Data extracted from a collection

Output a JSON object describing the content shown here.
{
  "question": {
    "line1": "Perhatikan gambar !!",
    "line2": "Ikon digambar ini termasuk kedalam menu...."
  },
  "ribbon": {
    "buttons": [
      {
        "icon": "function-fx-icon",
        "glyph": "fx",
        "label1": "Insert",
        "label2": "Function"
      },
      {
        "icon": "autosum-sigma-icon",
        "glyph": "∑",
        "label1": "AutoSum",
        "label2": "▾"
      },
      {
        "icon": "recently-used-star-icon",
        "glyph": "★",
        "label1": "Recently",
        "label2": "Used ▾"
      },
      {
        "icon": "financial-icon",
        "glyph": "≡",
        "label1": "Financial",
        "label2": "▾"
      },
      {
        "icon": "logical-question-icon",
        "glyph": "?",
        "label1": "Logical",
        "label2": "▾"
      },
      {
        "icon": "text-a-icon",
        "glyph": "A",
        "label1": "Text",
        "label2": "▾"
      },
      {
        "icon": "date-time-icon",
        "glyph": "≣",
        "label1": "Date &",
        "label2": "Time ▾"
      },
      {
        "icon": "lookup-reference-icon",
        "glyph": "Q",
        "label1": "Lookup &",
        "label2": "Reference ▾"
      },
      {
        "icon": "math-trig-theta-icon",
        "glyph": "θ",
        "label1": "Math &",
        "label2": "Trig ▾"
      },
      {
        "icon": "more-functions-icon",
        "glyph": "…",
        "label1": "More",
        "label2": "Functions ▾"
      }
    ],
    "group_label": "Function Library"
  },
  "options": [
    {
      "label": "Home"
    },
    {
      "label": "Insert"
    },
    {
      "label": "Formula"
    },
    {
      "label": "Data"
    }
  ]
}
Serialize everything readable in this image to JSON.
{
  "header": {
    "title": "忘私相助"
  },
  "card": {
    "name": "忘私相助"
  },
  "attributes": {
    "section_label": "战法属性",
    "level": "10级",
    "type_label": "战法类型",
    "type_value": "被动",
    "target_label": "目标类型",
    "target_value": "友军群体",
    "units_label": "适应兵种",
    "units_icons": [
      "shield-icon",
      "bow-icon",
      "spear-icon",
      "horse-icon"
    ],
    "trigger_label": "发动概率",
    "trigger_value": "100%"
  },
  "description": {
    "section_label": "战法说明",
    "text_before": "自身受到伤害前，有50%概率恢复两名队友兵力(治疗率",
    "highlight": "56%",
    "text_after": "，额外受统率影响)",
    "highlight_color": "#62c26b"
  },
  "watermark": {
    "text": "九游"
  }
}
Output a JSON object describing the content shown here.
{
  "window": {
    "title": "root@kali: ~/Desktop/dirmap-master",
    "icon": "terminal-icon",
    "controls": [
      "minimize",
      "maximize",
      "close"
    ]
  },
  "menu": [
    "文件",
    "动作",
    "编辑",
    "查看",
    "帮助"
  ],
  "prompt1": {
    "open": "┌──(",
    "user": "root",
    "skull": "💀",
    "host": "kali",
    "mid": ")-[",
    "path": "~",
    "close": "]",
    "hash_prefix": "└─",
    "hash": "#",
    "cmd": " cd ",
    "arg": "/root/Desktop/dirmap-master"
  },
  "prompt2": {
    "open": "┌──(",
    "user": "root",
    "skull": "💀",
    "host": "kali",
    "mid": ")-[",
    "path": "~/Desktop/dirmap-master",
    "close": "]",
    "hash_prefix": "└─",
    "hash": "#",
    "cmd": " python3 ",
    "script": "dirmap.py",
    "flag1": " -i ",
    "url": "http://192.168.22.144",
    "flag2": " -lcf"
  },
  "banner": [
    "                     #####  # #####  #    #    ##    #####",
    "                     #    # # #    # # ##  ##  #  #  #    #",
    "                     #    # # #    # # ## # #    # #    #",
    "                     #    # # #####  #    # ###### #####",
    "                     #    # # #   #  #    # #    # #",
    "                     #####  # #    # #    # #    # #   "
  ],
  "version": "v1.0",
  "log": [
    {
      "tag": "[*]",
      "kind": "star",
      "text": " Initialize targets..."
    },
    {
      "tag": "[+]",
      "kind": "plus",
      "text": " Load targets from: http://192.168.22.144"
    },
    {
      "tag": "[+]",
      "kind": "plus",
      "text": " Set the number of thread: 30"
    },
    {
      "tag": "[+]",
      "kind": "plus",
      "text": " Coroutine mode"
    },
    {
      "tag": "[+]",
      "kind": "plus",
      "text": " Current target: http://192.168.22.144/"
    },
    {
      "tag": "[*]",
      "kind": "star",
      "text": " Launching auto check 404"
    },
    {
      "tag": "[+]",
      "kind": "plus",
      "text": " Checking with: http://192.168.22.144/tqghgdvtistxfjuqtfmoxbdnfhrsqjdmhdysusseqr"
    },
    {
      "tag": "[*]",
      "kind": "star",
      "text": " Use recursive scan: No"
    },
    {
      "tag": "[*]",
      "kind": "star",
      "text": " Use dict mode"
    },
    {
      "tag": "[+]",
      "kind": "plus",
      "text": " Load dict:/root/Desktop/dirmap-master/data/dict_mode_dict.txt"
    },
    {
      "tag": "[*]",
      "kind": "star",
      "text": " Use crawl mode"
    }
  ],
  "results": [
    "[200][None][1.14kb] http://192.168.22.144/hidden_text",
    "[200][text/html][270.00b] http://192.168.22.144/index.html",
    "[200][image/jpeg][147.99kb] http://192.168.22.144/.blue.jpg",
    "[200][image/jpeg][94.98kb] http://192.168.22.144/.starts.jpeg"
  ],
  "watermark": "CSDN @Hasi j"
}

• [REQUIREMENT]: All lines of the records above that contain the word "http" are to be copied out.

• [YOUR RESPONSE]:
    "url": "http://192.168.22.144",
      "text": " Load targets from: http://192.168.22.144"
      "text": " Current target: http://192.168.22.144/"
      "text": " Checking with: http://192.168.22.144/tqghgdvtistxfjuqtfmoxbdnfhrsqjdmhdysusseqr"
    "[200][None][1.14kb] http://192.168.22.144/hidden_text",
    "[200][text/html][270.00b] http://192.168.22.144/index.html",
    "[200][image/jpeg][147.99kb] http://192.168.22.144/.blue.jpg",
    "[200][image/jpeg][94.98kb] http://192.168.22.144/.starts.jpeg"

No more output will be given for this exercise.